A week betwixt- and when the tower as
Was all ablaze with crimson to the roof,
The tower and that rich phantom of the
Muriel and Miriam, each in white, and
May-blossoms in mid autumn - was it
see him, lo t'amo, lo t'amo."
What sparkled there? whose hand was
that? they stood
A thousand squares of corn and meadow,
far As the gray deep, a landscape which
your eyes Have many a time ranged over when a
the fly; The girls of equal age, but one was fair,
A virgin victim to his memory,
should be true!
And weird and worn and wizard-like was
he. - Why weird?' I ask'd him; and he said,
• The souls Of two repentant Lovers guard the ring;' Then with a ribald twinkle in his bleak

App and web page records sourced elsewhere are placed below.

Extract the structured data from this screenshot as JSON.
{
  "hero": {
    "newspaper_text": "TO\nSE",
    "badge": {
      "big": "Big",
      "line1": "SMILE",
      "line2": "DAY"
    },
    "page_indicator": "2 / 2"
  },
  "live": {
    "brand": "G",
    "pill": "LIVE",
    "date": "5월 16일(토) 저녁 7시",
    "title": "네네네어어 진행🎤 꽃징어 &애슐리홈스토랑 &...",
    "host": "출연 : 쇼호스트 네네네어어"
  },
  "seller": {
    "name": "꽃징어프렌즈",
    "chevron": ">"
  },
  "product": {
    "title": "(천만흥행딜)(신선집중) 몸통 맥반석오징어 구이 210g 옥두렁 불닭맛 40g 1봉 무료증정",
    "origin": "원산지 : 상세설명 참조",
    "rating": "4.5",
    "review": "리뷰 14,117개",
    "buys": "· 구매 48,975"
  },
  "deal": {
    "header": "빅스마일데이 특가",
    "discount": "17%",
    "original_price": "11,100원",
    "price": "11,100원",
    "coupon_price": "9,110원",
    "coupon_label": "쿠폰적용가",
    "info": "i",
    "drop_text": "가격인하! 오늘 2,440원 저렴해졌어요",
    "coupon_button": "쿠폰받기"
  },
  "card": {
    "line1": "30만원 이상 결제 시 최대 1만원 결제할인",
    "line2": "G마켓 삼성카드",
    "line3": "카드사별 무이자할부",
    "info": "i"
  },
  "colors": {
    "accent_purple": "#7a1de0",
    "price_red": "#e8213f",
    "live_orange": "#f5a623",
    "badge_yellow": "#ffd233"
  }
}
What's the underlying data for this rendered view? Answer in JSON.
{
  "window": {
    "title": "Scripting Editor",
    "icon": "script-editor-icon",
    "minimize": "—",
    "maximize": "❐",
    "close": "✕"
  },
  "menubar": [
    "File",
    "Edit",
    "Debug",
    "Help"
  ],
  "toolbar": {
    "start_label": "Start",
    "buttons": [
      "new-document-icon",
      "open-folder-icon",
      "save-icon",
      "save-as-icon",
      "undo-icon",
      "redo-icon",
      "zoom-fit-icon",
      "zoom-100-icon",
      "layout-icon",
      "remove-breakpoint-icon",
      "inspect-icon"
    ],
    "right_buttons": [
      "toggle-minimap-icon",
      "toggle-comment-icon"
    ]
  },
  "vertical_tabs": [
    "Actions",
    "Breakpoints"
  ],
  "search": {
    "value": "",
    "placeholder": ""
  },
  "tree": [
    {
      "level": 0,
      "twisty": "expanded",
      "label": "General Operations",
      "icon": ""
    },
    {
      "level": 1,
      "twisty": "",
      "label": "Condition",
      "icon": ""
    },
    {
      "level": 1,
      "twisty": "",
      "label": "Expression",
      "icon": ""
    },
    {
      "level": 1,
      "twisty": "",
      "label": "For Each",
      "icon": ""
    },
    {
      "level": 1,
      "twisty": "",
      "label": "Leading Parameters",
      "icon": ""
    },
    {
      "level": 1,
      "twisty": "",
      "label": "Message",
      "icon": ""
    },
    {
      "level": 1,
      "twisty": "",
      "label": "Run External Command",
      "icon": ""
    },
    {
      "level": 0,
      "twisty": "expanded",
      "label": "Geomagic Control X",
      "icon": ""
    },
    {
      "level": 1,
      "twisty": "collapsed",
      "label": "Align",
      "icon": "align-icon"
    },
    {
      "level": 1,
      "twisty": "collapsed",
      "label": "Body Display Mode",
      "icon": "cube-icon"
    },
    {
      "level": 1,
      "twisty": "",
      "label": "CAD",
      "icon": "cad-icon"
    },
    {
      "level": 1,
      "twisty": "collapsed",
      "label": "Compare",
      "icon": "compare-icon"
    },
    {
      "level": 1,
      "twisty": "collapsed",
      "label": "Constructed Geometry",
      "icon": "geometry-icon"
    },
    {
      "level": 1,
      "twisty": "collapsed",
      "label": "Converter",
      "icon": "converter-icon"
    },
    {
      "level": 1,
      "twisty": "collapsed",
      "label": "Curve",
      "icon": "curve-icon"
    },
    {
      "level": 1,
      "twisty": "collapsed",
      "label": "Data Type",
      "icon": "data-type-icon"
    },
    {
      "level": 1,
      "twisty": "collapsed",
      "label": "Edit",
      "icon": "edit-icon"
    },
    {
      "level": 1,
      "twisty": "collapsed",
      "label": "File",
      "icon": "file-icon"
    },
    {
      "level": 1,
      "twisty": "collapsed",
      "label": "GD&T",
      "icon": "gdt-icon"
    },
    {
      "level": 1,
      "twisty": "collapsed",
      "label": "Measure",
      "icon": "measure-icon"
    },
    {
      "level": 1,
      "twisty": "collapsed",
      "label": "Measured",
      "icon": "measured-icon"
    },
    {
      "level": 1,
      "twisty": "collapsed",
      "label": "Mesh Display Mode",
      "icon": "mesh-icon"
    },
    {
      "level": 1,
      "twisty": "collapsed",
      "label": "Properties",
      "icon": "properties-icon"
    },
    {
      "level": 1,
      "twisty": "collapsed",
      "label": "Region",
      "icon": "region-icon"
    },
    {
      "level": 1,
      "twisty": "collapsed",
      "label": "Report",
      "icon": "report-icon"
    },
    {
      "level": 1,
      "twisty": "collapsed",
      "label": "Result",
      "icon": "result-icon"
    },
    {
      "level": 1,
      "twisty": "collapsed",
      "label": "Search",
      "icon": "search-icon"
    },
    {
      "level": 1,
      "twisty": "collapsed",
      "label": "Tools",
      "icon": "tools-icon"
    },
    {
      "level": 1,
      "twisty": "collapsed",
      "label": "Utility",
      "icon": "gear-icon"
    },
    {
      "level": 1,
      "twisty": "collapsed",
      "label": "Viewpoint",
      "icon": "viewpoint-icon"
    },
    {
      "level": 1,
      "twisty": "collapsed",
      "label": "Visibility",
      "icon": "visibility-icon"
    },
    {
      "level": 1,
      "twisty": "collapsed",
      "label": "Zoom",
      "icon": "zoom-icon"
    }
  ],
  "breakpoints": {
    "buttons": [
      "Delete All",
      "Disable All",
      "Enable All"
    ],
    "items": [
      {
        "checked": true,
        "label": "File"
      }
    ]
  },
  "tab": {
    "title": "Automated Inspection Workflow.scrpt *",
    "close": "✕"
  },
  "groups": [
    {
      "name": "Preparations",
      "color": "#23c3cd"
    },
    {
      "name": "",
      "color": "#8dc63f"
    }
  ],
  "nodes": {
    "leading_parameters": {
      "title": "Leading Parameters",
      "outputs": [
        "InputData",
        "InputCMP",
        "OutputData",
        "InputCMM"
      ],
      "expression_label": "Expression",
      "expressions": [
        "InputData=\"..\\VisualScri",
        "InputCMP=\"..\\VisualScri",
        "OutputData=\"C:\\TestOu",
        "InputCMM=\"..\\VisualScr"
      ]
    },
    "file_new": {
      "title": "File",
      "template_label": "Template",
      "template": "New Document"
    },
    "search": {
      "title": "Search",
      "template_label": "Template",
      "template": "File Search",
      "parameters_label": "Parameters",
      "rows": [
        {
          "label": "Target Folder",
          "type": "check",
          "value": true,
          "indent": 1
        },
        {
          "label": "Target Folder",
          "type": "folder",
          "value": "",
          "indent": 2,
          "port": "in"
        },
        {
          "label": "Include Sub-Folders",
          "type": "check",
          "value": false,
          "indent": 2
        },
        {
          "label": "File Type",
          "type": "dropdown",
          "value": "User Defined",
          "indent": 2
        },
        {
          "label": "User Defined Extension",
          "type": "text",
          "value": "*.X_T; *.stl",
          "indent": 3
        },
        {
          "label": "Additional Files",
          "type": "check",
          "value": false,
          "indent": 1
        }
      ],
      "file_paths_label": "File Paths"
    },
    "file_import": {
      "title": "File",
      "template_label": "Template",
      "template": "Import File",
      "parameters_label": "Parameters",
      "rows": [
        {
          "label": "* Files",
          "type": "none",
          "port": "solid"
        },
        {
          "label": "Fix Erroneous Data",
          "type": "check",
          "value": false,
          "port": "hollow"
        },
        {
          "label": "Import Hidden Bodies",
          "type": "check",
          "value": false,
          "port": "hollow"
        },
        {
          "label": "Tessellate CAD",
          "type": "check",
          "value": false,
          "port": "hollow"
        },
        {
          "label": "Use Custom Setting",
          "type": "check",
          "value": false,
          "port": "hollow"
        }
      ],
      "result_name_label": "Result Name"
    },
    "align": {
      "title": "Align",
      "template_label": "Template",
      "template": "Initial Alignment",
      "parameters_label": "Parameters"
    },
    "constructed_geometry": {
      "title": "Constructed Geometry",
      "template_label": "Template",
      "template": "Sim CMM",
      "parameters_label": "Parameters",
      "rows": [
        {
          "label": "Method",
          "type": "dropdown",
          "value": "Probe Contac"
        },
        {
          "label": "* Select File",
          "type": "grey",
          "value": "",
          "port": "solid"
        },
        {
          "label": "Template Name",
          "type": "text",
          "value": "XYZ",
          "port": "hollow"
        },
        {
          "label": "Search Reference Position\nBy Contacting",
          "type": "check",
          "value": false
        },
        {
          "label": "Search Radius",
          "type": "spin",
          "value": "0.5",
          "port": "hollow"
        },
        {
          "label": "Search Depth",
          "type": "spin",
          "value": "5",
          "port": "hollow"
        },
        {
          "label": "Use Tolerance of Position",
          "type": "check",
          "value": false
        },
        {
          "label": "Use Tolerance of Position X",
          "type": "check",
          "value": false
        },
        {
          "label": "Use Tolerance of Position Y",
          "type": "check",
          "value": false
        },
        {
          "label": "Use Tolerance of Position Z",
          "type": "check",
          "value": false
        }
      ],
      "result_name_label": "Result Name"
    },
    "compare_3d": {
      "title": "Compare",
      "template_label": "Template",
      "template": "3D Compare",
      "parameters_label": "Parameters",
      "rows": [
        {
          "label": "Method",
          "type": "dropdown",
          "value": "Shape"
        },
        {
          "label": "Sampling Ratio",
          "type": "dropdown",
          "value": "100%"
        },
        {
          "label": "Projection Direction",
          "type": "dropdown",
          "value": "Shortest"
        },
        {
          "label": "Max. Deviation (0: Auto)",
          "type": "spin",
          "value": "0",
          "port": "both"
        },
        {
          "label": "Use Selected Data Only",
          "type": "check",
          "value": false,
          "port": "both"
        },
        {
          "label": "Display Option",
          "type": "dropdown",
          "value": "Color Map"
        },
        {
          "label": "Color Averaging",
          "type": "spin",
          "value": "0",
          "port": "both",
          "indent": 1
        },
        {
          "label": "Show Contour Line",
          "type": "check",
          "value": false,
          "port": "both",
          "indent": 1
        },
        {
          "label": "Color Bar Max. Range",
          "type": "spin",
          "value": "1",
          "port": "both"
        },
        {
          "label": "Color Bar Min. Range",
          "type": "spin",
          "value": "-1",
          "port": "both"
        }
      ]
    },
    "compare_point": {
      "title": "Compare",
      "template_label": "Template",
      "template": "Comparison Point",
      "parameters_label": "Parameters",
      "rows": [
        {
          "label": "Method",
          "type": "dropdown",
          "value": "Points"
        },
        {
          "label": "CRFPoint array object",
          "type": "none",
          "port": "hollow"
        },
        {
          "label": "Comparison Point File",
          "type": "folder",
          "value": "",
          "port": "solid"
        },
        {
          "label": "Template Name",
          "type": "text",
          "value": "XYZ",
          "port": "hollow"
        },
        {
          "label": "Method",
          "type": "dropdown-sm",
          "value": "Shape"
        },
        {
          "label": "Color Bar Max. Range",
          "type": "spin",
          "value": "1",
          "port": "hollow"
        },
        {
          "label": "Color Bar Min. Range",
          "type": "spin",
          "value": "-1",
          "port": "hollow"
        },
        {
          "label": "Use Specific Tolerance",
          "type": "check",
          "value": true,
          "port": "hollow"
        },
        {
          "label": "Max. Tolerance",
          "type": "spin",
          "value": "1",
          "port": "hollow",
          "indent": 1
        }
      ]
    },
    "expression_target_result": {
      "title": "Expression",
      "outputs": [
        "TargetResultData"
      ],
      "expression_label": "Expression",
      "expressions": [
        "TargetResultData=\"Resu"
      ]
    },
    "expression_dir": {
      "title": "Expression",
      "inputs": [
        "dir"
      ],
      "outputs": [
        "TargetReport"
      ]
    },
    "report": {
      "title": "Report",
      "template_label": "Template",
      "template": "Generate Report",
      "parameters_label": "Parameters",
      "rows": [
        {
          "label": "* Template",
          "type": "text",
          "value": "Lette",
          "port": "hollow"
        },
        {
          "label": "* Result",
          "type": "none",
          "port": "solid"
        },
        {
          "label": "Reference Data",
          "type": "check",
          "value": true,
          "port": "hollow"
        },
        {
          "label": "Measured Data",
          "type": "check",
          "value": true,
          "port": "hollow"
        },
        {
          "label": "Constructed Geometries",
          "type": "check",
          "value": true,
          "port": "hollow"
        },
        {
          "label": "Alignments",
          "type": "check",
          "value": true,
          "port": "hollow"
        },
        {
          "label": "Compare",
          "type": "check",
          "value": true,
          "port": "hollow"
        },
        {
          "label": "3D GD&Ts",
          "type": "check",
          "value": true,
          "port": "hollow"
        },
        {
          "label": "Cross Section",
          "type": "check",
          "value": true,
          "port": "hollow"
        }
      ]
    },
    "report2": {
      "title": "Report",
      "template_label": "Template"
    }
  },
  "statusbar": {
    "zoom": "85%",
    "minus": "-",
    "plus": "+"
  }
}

eyes — And if you give the ring to any maid, They still remember what it cost them
here, And bind the maid to love you by the
ring; And if the ring were stolen from the

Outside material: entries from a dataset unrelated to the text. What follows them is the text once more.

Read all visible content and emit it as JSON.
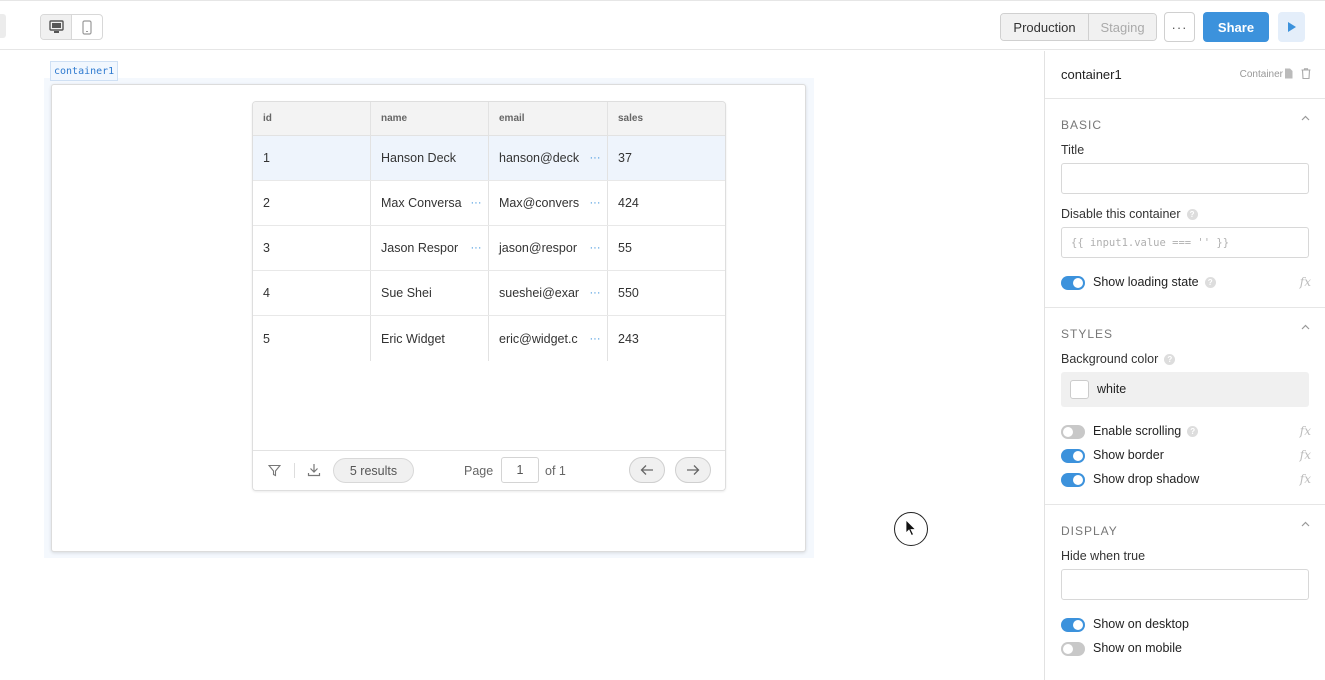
{
  "toolbar": {
    "env_production": "Production",
    "env_staging": "Staging",
    "more_label": "···",
    "share_label": "Share",
    "devices": [
      "desktop-icon",
      "mobile-icon"
    ]
  },
  "canvas": {
    "container_tag": "container1",
    "table": {
      "columns": [
        "id",
        "name",
        "email",
        "sales"
      ],
      "rows": [
        {
          "id": "1",
          "name": "Hanson Deck",
          "email": "hanson@deck",
          "sales": "37"
        },
        {
          "id": "2",
          "name": "Max Conversa",
          "email": "Max@convers",
          "sales": "424"
        },
        {
          "id": "3",
          "name": "Jason Respor",
          "email": "jason@respor",
          "sales": "55"
        },
        {
          "id": "4",
          "name": "Sue Shei",
          "email": "sueshei@exar",
          "sales": "550"
        },
        {
          "id": "5",
          "name": "Eric Widget",
          "email": "eric@widget.c",
          "sales": "243"
        }
      ],
      "footer": {
        "results": "5 results",
        "page_label": "Page",
        "page_value": "1",
        "of_label": "of 1"
      }
    }
  },
  "panel": {
    "title": "container1",
    "type": "Container",
    "basic": {
      "heading": "BASIC",
      "title_label": "Title",
      "title_value": "",
      "disable_label": "Disable this container",
      "disable_placeholder": "{{ input1.value === '' }}",
      "show_loading": "Show loading state"
    },
    "styles": {
      "heading": "STYLES",
      "bg_label": "Background color",
      "bg_value": "white",
      "enable_scrolling": "Enable scrolling",
      "show_border": "Show border",
      "show_shadow": "Show drop shadow"
    },
    "display": {
      "heading": "DISPLAY",
      "hide_label": "Hide when true",
      "hide_value": "",
      "show_desktop": "Show on desktop",
      "show_mobile": "Show on mobile"
    },
    "fx_label": "fx"
  },
  "colors": {
    "accent": "#3c92dc",
    "toggle_off": "#c8c8c8"
  }
}
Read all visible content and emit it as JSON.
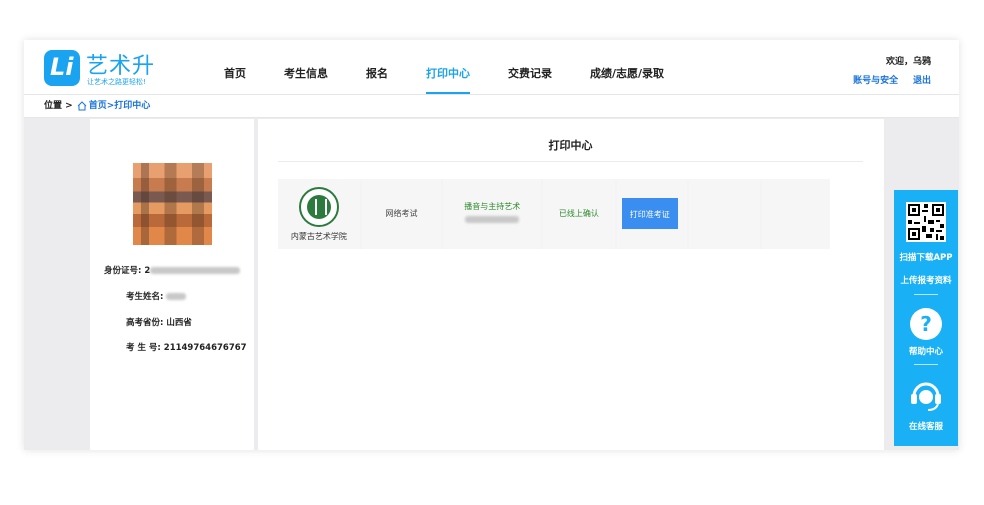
{
  "logo": {
    "title": "艺术升",
    "subtitle": "让艺术之路更轻松!",
    "mark": "Li"
  },
  "nav": [
    {
      "label": "首页",
      "active": false
    },
    {
      "label": "考生信息",
      "active": false
    },
    {
      "label": "报名",
      "active": false
    },
    {
      "label": "打印中心",
      "active": true
    },
    {
      "label": "交费记录",
      "active": false
    },
    {
      "label": "成绩/志愿/录取",
      "active": false
    }
  ],
  "user": {
    "welcome": "欢迎，乌鸦",
    "account_link": "账号与安全",
    "logout_link": "退出"
  },
  "breadcrumb": {
    "prefix": "位置 >",
    "home": "首页",
    "current": ">打印中心"
  },
  "profile": {
    "id_label": "身份证号: 2",
    "name_label": "考生姓名:",
    "province_label": "高考省份: 山西省",
    "exam_no_label": "考 生 号: 21149764676767"
  },
  "main": {
    "title": "打印中心",
    "row": {
      "school": "内蒙古艺术学院",
      "exam_type": "网络考试",
      "major": "播音与主持艺术",
      "status": "已线上确认",
      "print_button": "打印准考证"
    }
  },
  "sidebar": {
    "download_app": "扫描下载APP",
    "upload": "上传报考资料",
    "help": "帮助中心",
    "help_glyph": "?",
    "service": "在线客服"
  },
  "colors": {
    "brand": "#1aa3f0",
    "sidebar": "#1ab0f5",
    "button": "#3a8ef0",
    "school_green": "#2d7a3e"
  }
}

maid, The theft were death or madness to the
• Long ago Two lovers parted by a scurrilous tale Had quarrell’d, till the man repenting
sent This ring “ Io t'amo" to his best beloved, And sent it on her birthday. She in

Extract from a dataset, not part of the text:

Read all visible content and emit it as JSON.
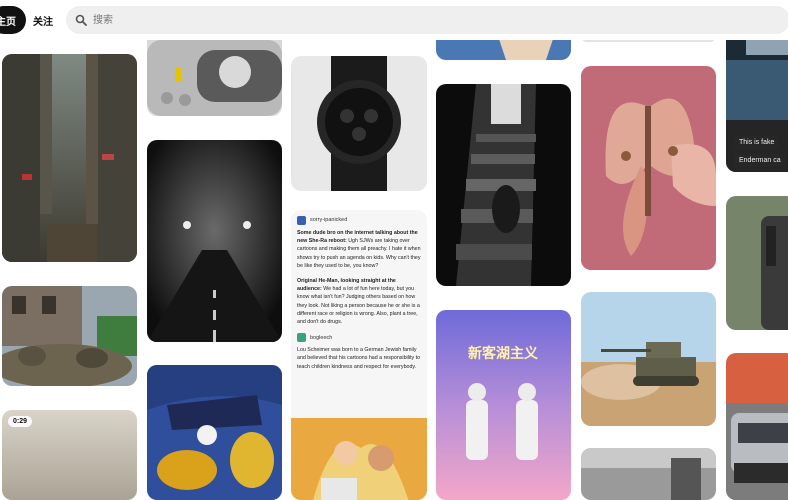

wrath Return'd it on her birthday, and that day His death-day, when, half-frenzied by the
ring, He wildly fought a rival suitor, him The causer of that scandal, fought and
fell; And she that came to part them all too
late, And found a corpse and silence, drew the
ring From his dead finger, wore it till her
should be true!
ghost From out the fleshless world of spirits,
A hollow laughter !
Miriam. Vile, so near the ghost Himself, to laugh at love in death! But
you? Father. Well, as the bygone lover
thro’ this ring Had sent his cry for her forgiveness, I Would call thro' this “lo t'amo' to the
heart Of Miriam; then I bade the man en
grave From Walter' on the ring, and send it
- wrote Name, surname, all as clear as noon, but
heSome younger hand must have engraven
the ring His fingers were so stiffen'd by the frost Of seven and ninety winters, that he
scrawl'd A ‘Miriam' that might seem a Muriel'; And Muriel claim'd and open'd what I
meant For Miriam, took the ring, and flaunted
it Before that other whom I loved and love. A mountain stay'd me here, a minster
there, A galleried palace, or a battlefield, Where stood the sheaf of Peace: but
coming home -And on your Mother's birthday — all but
yours — A week betwixt - and when the tower as
Was all ablaze with crimson to the roof, And all ablaze too plunging in the lake Head-foremost who were those that
stood between The tower and that rich phantom of the
tower? Muriel and Miriam, each in white, and
like May-blossoms in mid autumn - was it
they? A light shot upward on them from the
lake. What sparkled there? whose hand was
that? they stood So close together. I am not keen of
sight, But coming nearer - Muriel had the